- Supplied records
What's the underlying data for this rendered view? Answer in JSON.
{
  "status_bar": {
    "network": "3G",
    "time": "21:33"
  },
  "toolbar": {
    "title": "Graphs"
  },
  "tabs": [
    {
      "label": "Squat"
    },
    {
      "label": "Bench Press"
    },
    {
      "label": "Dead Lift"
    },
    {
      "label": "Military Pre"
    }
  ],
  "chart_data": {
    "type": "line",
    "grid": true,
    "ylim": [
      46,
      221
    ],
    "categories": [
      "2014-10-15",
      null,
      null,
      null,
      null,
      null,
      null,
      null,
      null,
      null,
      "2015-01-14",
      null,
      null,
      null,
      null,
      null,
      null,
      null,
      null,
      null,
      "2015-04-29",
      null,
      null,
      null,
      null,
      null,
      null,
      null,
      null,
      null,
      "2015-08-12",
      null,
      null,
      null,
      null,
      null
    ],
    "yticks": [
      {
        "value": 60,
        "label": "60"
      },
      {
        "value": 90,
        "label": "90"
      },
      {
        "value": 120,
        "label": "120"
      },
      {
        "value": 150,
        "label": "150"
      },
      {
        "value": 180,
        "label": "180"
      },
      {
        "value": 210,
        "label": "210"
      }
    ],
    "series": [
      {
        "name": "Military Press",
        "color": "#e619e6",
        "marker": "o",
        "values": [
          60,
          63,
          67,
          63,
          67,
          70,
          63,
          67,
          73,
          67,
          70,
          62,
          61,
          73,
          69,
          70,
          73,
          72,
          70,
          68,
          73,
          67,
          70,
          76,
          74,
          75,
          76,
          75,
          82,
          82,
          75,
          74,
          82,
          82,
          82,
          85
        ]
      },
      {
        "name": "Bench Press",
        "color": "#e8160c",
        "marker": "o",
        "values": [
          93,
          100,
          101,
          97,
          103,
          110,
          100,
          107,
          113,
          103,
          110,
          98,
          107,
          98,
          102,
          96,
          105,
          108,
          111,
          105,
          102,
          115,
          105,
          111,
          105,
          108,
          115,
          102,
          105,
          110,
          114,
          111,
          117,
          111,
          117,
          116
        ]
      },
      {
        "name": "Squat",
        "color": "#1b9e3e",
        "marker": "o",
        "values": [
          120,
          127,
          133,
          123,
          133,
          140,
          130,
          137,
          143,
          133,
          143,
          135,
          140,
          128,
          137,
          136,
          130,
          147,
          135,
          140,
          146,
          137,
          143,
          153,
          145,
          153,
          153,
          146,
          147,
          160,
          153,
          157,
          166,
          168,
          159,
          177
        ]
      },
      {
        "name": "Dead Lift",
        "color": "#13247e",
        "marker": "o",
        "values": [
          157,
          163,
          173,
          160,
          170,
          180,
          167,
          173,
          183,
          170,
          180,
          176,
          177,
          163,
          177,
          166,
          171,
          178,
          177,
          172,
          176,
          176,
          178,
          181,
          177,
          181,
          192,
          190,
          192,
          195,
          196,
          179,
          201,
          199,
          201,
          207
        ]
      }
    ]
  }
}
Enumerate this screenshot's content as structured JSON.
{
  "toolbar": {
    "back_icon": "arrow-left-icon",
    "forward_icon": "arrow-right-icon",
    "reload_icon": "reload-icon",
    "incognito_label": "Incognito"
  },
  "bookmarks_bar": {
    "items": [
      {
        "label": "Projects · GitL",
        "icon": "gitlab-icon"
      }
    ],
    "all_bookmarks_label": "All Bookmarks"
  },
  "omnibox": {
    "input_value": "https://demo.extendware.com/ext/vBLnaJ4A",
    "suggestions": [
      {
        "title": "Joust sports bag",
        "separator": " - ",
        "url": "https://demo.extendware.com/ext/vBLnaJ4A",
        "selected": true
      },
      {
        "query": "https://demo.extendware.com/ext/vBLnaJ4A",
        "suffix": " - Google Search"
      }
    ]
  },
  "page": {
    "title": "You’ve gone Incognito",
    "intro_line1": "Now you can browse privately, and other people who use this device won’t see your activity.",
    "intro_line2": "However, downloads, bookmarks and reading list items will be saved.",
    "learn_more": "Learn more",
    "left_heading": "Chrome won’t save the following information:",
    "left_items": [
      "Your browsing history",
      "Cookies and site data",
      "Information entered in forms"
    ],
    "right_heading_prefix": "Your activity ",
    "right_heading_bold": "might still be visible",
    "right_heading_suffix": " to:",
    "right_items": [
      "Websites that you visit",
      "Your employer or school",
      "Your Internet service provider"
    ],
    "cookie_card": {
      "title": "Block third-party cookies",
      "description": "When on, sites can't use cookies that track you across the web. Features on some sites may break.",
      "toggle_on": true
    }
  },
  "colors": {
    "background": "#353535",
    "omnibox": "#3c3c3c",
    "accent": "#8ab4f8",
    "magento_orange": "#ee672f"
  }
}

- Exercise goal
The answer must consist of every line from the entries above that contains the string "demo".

- Exercise solution
    "input_value": "https://demo.extendware.com/ext/vBLnaJ4A",
        "url": "https://demo.extendware.com/ext/vBLnaJ4A",
        "query": "https://demo.extendware.com/ext/vBLnaJ4A",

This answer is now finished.